──────── GIVEN ENTRIES ────────
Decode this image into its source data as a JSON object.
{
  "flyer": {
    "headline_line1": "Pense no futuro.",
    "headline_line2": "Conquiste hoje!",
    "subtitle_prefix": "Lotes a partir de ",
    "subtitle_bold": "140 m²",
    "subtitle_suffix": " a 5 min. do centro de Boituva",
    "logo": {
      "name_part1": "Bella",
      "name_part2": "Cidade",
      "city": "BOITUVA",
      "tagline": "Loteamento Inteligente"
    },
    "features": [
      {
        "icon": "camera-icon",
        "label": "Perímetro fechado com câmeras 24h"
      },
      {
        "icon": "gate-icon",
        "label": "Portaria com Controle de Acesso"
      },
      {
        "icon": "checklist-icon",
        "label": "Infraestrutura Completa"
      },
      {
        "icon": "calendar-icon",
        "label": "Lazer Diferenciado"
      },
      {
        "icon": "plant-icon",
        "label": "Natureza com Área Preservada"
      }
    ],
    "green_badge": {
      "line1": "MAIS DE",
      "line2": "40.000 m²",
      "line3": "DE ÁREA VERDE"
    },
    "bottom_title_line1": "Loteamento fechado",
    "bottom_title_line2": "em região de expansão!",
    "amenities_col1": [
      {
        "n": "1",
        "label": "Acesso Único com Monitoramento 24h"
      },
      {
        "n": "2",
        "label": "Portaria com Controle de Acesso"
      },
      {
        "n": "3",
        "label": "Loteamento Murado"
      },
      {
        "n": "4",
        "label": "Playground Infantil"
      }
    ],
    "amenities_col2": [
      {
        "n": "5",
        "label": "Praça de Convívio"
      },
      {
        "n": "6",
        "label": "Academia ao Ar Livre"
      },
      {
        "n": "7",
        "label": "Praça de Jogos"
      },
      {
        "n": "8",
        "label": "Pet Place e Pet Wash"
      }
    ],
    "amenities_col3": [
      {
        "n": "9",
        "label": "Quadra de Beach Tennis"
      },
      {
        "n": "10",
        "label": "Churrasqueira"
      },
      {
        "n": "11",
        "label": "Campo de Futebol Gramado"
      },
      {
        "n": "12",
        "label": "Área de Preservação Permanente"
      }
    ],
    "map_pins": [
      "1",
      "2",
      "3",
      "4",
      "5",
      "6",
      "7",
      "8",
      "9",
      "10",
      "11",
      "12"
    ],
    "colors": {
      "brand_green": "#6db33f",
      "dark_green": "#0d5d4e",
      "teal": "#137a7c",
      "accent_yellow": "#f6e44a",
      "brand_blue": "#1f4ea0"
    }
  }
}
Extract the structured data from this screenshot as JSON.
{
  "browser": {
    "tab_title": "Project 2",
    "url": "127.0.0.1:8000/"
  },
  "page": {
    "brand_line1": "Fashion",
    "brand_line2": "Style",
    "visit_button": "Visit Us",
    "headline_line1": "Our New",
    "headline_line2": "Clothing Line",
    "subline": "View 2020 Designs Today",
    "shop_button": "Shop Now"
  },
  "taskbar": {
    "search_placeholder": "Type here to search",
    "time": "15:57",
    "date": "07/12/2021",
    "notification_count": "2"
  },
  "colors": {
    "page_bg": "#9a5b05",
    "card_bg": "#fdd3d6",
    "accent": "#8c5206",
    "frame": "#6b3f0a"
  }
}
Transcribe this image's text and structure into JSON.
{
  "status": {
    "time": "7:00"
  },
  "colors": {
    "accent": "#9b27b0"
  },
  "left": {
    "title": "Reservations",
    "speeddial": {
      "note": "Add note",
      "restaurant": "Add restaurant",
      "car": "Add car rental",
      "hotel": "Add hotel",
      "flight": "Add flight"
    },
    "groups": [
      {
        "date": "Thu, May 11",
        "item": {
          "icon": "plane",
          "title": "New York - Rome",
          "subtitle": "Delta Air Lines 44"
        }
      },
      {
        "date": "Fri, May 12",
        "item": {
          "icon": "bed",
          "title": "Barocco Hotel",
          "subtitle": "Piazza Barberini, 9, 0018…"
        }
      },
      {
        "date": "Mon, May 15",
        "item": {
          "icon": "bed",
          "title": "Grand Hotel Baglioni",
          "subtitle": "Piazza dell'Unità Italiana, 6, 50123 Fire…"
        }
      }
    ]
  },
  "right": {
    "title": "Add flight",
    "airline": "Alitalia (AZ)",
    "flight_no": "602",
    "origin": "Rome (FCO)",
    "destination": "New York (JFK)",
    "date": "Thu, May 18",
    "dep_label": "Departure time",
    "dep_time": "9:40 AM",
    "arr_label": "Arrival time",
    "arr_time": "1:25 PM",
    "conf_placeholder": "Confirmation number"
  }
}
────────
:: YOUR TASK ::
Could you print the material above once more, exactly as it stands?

:: EXERCISE RESPONSE ::
Decode this image into its source data as a JSON object.
{
  "flyer": {
    "headline_line1": "Pense no futuro.",
    "headline_line2": "Conquiste hoje!",
    "subtitle_prefix": "Lotes a partir de ",
    "subtitle_bold": "140 m²",
    "subtitle_suffix": " a 5 min. do centro de Boituva",
    "logo": {
      "name_part1": "Bella",
      "name_part2": "Cidade",
      "city": "BOITUVA",
      "tagline": "Loteamento Inteligente"
    },
    "features": [
      {
        "icon": "camera-icon",
        "label": "Perímetro fechado com câmeras 24h"
      },
      {
        "icon": "gate-icon",
        "label": "Portaria com Controle de Acesso"
      },
      {
        "icon": "checklist-icon",
        "label": "Infraestrutura Completa"
      },
      {
        "icon": "calendar-icon",
        "label": "Lazer Diferenciado"
      },
      {
        "icon": "plant-icon",
        "label": "Natureza com Área Preservada"
      }
    ],
    "green_badge": {
      "line1": "MAIS DE",
      "line2": "40.000 m²",
      "line3": "DE ÁREA VERDE"
    },
    "bottom_title_line1": "Loteamento fechado",
    "bottom_title_line2": "em região de expansão!",
    "amenities_col1": [
      {
        "n": "1",
        "label": "Acesso Único com Monitoramento 24h"
      },
      {
        "n": "2",
        "label": "Portaria com Controle de Acesso"
      },
      {
        "n": "3",
        "label": "Loteamento Murado"
      },
      {
        "n": "4",
        "label": "Playground Infantil"
      }
    ],
    "amenities_col2": [
      {
        "n": "5",
        "label": "Praça de Convívio"
      },
      {
        "n": "6",
        "label": "Academia ao Ar Livre"
      },
      {
        "n": "7",
        "label": "Praça de Jogos"
      },
      {
        "n": "8",
        "label": "Pet Place e Pet Wash"
      }
    ],
    "amenities_col3": [
      {
        "n": "9",
        "label": "Quadra de Beach Tennis"
      },
      {
        "n": "10",
        "label": "Churrasqueira"
      },
      {
        "n": "11",
        "label": "Campo de Futebol Gramado"
      },
      {
        "n": "12",
        "label": "Área de Preservação Permanente"
      }
    ],
    "map_pins": [
      "1",
      "2",
      "3",
      "4",
      "5",
      "6",
      "7",
      "8",
      "9",
      "10",
      "11",
      "12"
    ],
    "colors": {
      "brand_green": "#6db33f",
      "dark_green": "#0d5d4e",
      "teal": "#137a7c",
      "accent_yellow": "#f6e44a",
      "brand_blue": "#1f4ea0"
    }
  }
}
Extract the structured data from this screenshot as JSON.
{
  "browser": {
    "tab_title": "Project 2",
    "url": "127.0.0.1:8000/"
  },
  "page": {
    "brand_line1": "Fashion",
    "brand_line2": "Style",
    "visit_button": "Visit Us",
    "headline_line1": "Our New",
    "headline_line2": "Clothing Line",
    "subline": "View 2020 Designs Today",
    "shop_button": "Shop Now"
  },
  "taskbar": {
    "search_placeholder": "Type here to search",
    "time": "15:57",
    "date": "07/12/2021",
    "notification_count": "2"
  },
  "colors": {
    "page_bg": "#9a5b05",
    "card_bg": "#fdd3d6",
    "accent": "#8c5206",
    "frame": "#6b3f0a"
  }
}
Transcribe this image's text and structure into JSON.
{
  "status": {
    "time": "7:00"
  },
  "colors": {
    "accent": "#9b27b0"
  },
  "left": {
    "title": "Reservations",
    "speeddial": {
      "note": "Add note",
      "restaurant": "Add restaurant",
      "car": "Add car rental",
      "hotel": "Add hotel",
      "flight": "Add flight"
    },
    "groups": [
      {
        "date": "Thu, May 11",
        "item": {
          "icon": "plane",
          "title": "New York - Rome",
          "subtitle": "Delta Air Lines 44"
        }
      },
      {
        "date": "Fri, May 12",
        "item": {
          "icon": "bed",
          "title": "Barocco Hotel",
          "subtitle": "Piazza Barberini, 9, 0018…"
        }
      },
      {
        "date": "Mon, May 15",
        "item": {
          "icon": "bed",
          "title": "Grand Hotel Baglioni",
          "subtitle": "Piazza dell'Unità Italiana, 6, 50123 Fire…"
        }
      }
    ]
  },
  "right": {
    "title": "Add flight",
    "airline": "Alitalia (AZ)",
    "flight_no": "602",
    "origin": "Rome (FCO)",
    "destination": "New York (JFK)",
    "date": "Thu, May 18",
    "dep_label": "Departure time",
    "dep_time": "9:40 AM",
    "arr_label": "Arrival time",
    "arr_time": "1:25 PM",
    "conf_placeholder": "Confirmation number"
  }
}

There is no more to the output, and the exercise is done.